I LOVE concrete! It’s one of the most amazing building materials! You can do just about anything with concrete — pour the foundation of your home, create the walls of your home, create concrete blocks, patios, decks, fire pits, and more. The list is pretty much endless. You can even create pre-fabricated concrete panels that look like brick on the outside, tilt them up into place and in a matter of days, have a full structure built! I love it!!!
Today, though, we’re talking about those little concrete pads that you need around your home that don’t require a full concrete truck — just a shovel, bag of Quikcrete, a wheel barrow, some water, and a plan.
Need a pad for your A/C unit? Maybe a footer for a concrete block wall? Or, as in the case of our project, a brick wall needs a foundation? Regardless of need, concrete fills many of the holes in your DIY projects, very nicely.
With this project, we assume you already have your formwork built for the concrete pad that you’re building, since they vary so much. However, just some basics on concrete formwork.

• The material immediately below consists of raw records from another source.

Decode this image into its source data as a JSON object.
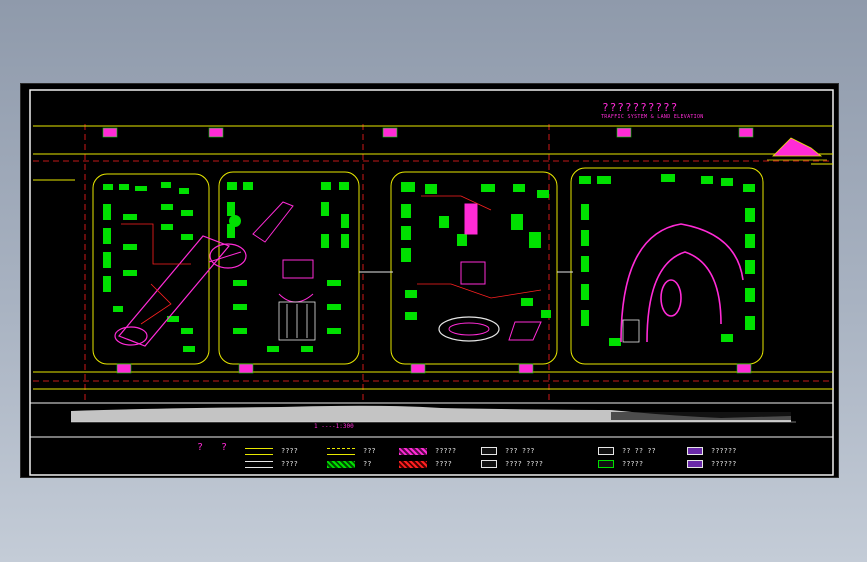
{
  "title": "??????????",
  "subtitle": "TRAFFIC SYSTEM & LAND ELEVATION",
  "scale_note": "1 ----1:300",
  "legend": {
    "heading": "? ?",
    "items": [
      {
        "label": "????",
        "swatch": "yellow-lines"
      },
      {
        "label": "????",
        "swatch": "white-lines"
      },
      {
        "label": "???",
        "swatch": "yellow-dash"
      },
      {
        "label": "??",
        "swatch": "green-hatch"
      },
      {
        "label": "?????",
        "swatch": "magenta-hatch"
      },
      {
        "label": "????",
        "swatch": "red-hatch"
      },
      {
        "label": "??? ???",
        "swatch": "arrow-box"
      },
      {
        "label": "???? ????",
        "swatch": "arrow-box"
      },
      {
        "label": "?? ?? ??",
        "swatch": "parking-icon"
      },
      {
        "label": "?????",
        "swatch": "tree-icon"
      },
      {
        "label": "??????",
        "swatch": "purple-box"
      },
      {
        "label": "??????",
        "swatch": "purple-box"
      }
    ]
  },
  "colors": {
    "background": "#000000",
    "road_edge": "#e8e800",
    "building": "#00e000",
    "amenity": "#ff2bd6",
    "red_line": "#ff2020",
    "text": "#e6e6e6",
    "frame": "#f0f0f0"
  }
}
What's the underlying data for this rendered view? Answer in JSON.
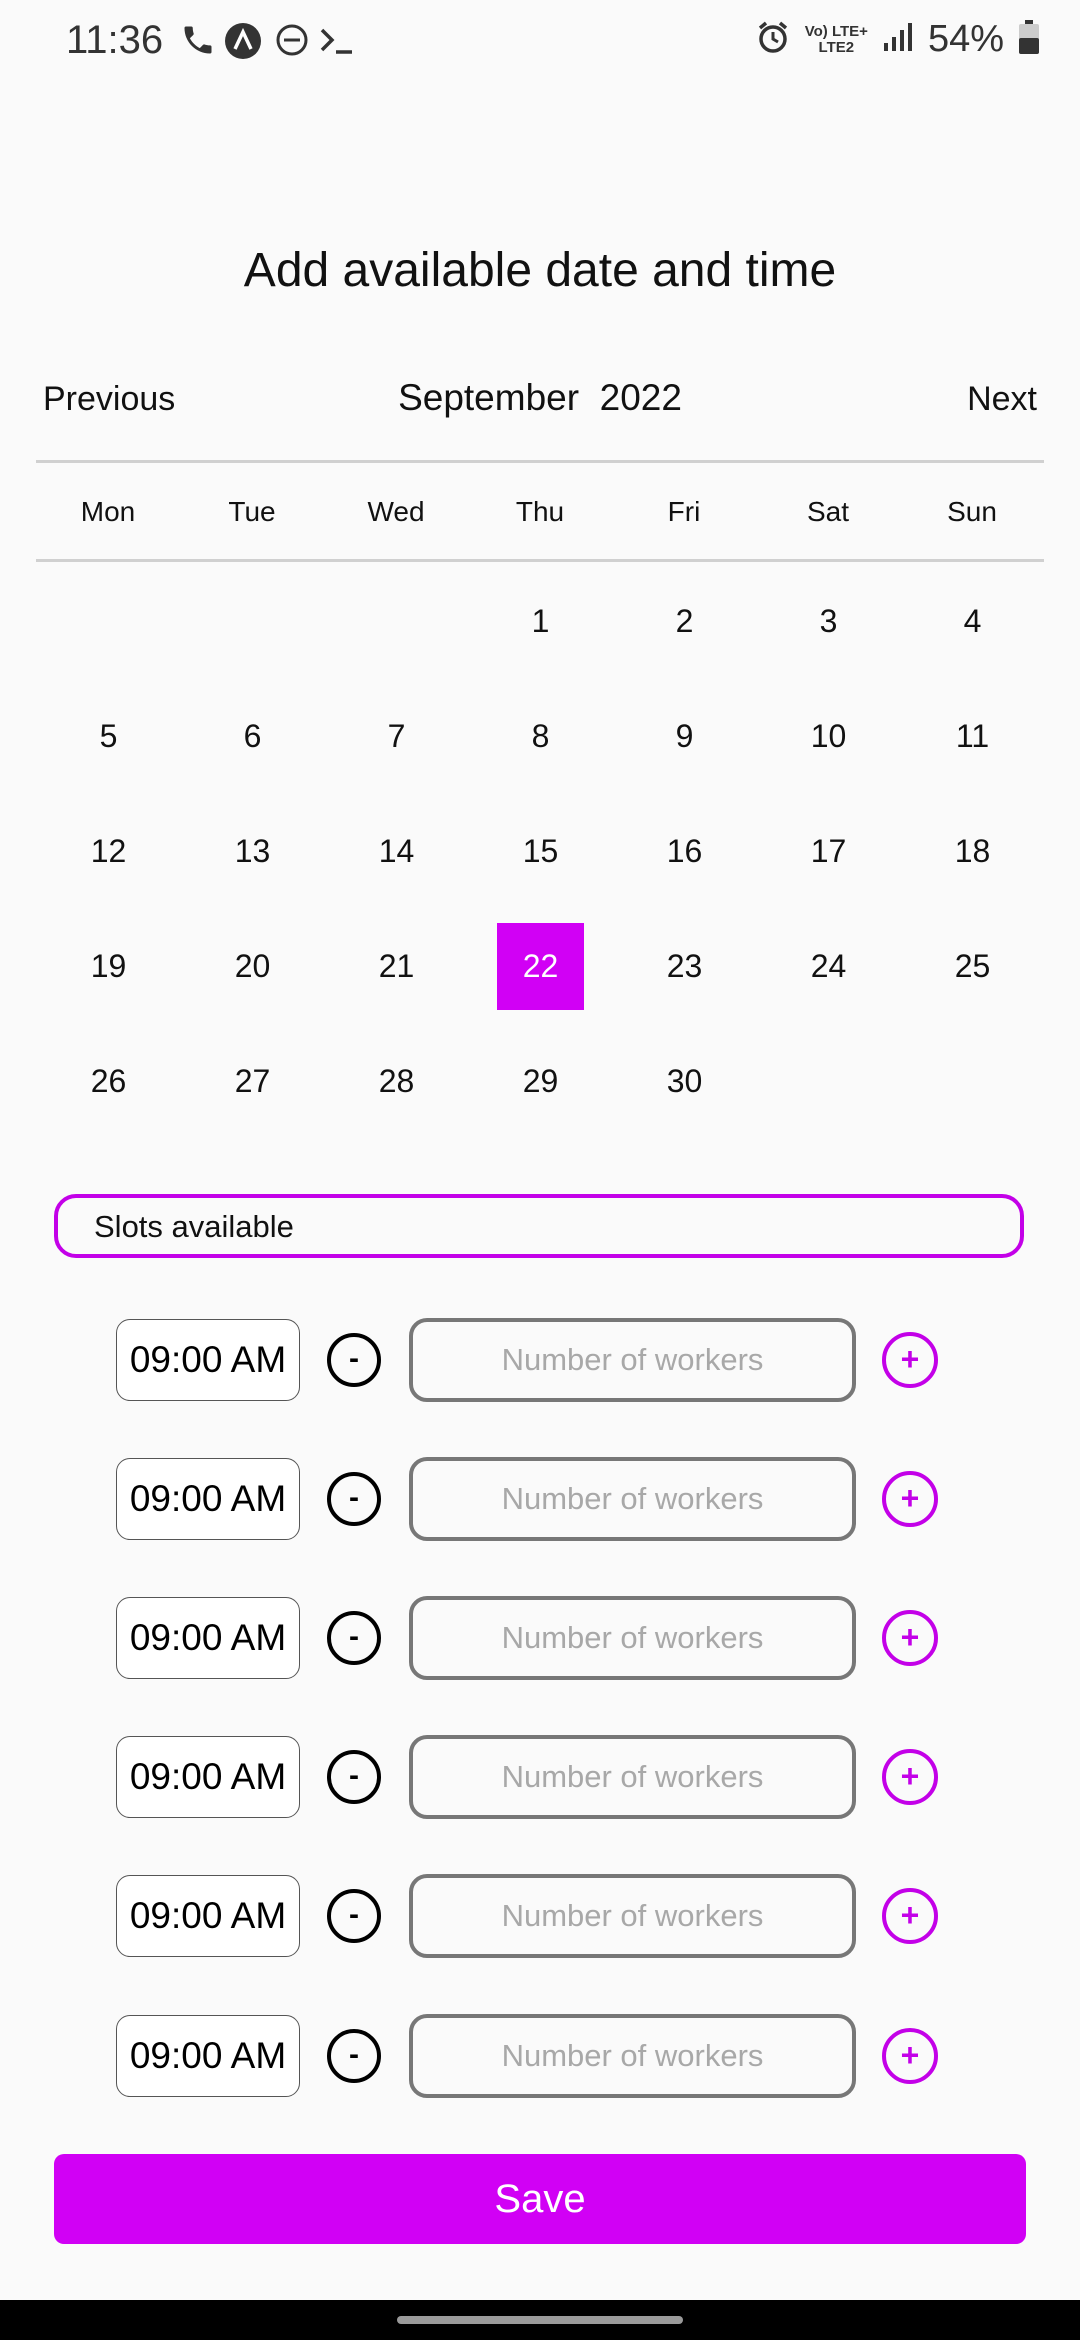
{
  "status_bar": {
    "time": "11:36",
    "network_top": "Vo) LTE+",
    "network_bottom": "LTE2",
    "battery": "54%",
    "icons": [
      "phone-icon",
      "app-icon",
      "dnd-icon",
      "terminal-icon",
      "alarm-icon",
      "signal-icon",
      "battery-icon"
    ]
  },
  "page": {
    "title": "Add available date and time"
  },
  "calendar": {
    "previous_label": "Previous",
    "next_label": "Next",
    "month_label": "September  2022",
    "weekdays": [
      "Mon",
      "Tue",
      "Wed",
      "Thu",
      "Fri",
      "Sat",
      "Sun"
    ],
    "days": [
      "1",
      "2",
      "3",
      "4",
      "5",
      "6",
      "7",
      "8",
      "9",
      "10",
      "11",
      "12",
      "13",
      "14",
      "15",
      "16",
      "17",
      "18",
      "19",
      "20",
      "21",
      "22",
      "23",
      "24",
      "25",
      "26",
      "27",
      "28",
      "29",
      "30"
    ],
    "selected_day": "22",
    "accent_color": "#d100f5"
  },
  "slots": {
    "header": "Slots available",
    "rows": [
      {
        "time": "09:00 AM",
        "minus": "-",
        "plus": "+",
        "workers_placeholder": "Number of workers"
      },
      {
        "time": "09:00 AM",
        "minus": "-",
        "plus": "+",
        "workers_placeholder": "Number of workers"
      },
      {
        "time": "09:00 AM",
        "minus": "-",
        "plus": "+",
        "workers_placeholder": "Number of workers"
      },
      {
        "time": "09:00 AM",
        "minus": "-",
        "plus": "+",
        "workers_placeholder": "Number of workers"
      },
      {
        "time": "09:00 AM",
        "minus": "-",
        "plus": "+",
        "workers_placeholder": "Number of workers"
      },
      {
        "time": "09:00 AM",
        "minus": "-",
        "plus": "+",
        "workers_placeholder": "Number of workers"
      }
    ]
  },
  "footer": {
    "save_label": "Save"
  }
}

- Make sure the formwork is level and square. You wouldn’t want the pad to be out of square or tilted one direction or the other.
- Concrete is heavy! About 150 pounds per cubic foot. Because of this weight, you need to make sure that your formwork is strong enough to hold the concrete. Otherwise, it will just flow out of the forms and all over the ground. Not much help for your project! When in doubt, make the formwork stronger than you think you need.
- Secure the formwork in place! Don’t just build the formwork to create the shape your building. Add some bracing to keep it in place. Generally, this bracing amounts to a few stakes in the ground. If you’re looking at a form that requires more than some staked bracing, you may be looking at a bigger project than we’re talking about, here.
As for the concrete, mix in the water, slowly!! I cannot stress enough that you want to be miserly with the water. The “drier” the concrete mixture, the more strength the concrete will develop over it’s curing time. You still need to mix all the concrete with water, but you do not want it to become a soupy slurry mix. This can happen with just a little too much water. What you need is a “chunky” peanut butter-like consistency. You’ll get an idea of this from the video.
Once you pour the concrete into your form, use a small trowel to finish and level the pad. In some cases, the pad may be big enough to require a screed. A screed is nothing more than some form of level (often a good, straight 2 x 4) to level the concrete when first poured into the forms. You use the screed to move and level the concrete in the forms. Once leveled, use the trowel to finish the concrete. Some concrete pads may require or you may prefer a “non-slip” or non-smooth finish. To accomplish this, finish the concrete as you normally would for a smooth finish, then gently drag a stiff, outdoor broom across the pad. This will provide a rough “broom” finish to the concrete.
When you’ve finished the concrete to your liking, you’re still not done with the project.
- To prevent cracking, keep the concrete wet for the next few days. The curing process utilizes a lot of water and produces a lot of heat. This will cause cracking, if the pad is not kept wet.
- Immediately after finishing the concrete, cover the pad if it looks like it’s going to rain. For the first 24 hours, rain could cause depressions in the concrete.
- Clean all your tools! You don’t need a trowel covered with concrete for your next project. If you clean it now, it will come right off with water. If you wait, you may be chiseling it off.
Let me know your feedback in the comments. Have a strange shape you need to create with concrete? I’d love to help! Maybe a question about building formwork? Or, maybe you have a really unique concrete structure — post it up in the comments and show it off to the world!